The next interpretation involves “rolled skills” to determine the outcome of social interactions. It is difficult to boil down all the many, many options for skills in games but let’s just go simple and talk about something like the Pathfinder (3.5 D&D) Diplomacy skill. Now, when facing down the NPC Noble, instead of an initial reaction roll, the reaction roll is set by the player rolling a D20 and modifying it by character skill to set the NPC’s initial mood. (As an aside, I’ve always wanted a group modifier to this roll because it seems so unlikely that a group would be judged by just one member.) The NPC Noble is not resisting in the Diplomacy example – but opposed social skills create the same issue, which is, it is easy for the results of this skill roll to become a sticking point between the players and the GM because the biggest question that starts to linger is – how beholden is the GM to respond to the result of this roll and how much effort must a player be willing to exert as part of the interaction? That is, should a player be required to actually play out the effort or is a roll and a simple description (or just a roll) enough?

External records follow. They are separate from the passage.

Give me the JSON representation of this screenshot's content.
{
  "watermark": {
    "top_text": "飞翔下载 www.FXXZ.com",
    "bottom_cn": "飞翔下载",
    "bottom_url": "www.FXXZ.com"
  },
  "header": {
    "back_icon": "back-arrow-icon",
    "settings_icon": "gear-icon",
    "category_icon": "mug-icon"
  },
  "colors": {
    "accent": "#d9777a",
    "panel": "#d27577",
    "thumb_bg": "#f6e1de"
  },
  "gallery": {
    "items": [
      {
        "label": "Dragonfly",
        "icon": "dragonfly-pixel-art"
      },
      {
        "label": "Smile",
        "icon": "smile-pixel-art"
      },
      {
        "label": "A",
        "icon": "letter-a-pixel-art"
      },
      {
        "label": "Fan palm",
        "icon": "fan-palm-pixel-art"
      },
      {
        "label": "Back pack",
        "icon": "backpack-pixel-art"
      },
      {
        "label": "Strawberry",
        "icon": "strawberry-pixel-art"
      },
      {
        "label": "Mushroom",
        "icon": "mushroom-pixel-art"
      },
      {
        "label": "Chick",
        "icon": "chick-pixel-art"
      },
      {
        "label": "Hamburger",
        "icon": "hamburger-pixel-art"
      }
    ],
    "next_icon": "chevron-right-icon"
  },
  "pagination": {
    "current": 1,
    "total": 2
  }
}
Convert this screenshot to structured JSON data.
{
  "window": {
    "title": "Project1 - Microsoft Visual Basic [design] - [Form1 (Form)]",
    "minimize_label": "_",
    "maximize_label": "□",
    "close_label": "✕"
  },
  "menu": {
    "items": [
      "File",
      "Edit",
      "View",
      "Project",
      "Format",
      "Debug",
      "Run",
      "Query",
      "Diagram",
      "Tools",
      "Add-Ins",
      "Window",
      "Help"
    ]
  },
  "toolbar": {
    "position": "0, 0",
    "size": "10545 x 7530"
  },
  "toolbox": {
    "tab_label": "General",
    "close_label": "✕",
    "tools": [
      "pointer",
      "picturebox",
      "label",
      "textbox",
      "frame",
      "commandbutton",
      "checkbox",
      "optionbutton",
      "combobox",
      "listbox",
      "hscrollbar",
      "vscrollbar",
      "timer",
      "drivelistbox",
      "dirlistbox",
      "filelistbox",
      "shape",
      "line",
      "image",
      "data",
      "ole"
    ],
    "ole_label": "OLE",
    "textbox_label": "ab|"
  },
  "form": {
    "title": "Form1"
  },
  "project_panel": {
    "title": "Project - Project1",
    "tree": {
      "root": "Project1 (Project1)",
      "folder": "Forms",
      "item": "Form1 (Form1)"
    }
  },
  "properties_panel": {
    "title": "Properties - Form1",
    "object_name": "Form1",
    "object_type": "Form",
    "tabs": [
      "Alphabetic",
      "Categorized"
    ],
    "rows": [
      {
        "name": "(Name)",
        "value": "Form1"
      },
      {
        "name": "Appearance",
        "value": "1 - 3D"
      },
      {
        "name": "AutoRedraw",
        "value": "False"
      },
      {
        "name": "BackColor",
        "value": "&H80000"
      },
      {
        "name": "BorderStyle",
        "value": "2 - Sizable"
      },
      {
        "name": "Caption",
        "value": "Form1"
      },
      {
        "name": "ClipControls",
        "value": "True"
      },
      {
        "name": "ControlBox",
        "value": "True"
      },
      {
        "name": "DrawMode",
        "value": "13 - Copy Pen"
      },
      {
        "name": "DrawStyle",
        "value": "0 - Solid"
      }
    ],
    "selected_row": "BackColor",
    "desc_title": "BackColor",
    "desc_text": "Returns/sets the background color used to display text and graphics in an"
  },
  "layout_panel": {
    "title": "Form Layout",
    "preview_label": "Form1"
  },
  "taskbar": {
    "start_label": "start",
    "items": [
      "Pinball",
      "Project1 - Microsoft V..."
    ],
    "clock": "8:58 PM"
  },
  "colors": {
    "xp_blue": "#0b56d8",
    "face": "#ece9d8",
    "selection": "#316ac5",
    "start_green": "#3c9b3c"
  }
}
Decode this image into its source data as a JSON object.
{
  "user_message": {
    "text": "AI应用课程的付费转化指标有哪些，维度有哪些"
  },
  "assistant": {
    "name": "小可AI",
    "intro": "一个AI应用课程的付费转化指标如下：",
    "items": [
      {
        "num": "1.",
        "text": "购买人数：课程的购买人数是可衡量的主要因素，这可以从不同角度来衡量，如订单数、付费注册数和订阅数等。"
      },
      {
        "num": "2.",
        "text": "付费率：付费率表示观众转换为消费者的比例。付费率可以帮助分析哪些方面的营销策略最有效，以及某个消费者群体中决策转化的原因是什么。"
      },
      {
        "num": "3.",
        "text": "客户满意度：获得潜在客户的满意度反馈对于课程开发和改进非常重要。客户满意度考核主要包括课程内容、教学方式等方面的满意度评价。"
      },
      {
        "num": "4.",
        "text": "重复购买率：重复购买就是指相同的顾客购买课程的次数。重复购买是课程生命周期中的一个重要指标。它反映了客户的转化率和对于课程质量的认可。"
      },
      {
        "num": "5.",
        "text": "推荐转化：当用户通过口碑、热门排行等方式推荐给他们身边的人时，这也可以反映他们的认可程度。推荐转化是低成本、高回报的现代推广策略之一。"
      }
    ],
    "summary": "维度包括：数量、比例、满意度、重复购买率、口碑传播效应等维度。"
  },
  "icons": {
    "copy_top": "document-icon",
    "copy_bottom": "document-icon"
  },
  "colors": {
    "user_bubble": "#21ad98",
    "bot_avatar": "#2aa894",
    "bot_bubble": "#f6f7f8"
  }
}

There are other scenarios I could elaborate but these tend to hit the most common points. I don’t really want to indulge in specific answers at this point as to what I think is right or wrong with any of these scenarios but the two things which always stand out to me are the sliding scales of effort and interpretation (specifically GM interpretation). That is, how much “work” is required of the player and how much GM adjudication goes into the final outcome of the social encounter.
I think I’ll leave it there today and give others a chance to chime in with comments. Over the next couple posts I want to explore a few more aspects of this – how social skills create awkward situations when considered in character vs. character contexts and how social skills create a safety net for players such that a quiet, reserved player can still take on the role of the party “face” and how this interacts with other parts of the system – like how players can explore playing “very smart” or “very strong” PCs based on stats but because of the social vs. game dimension of the rpg experience, social skills are always the roughest sticking points of systems and interactions at the table.
As always, thanks for reading and please keep in mind when commenting that I am fully aware that the scenarios above are both without context and without moderation… something I intend to address at the end of this rumination.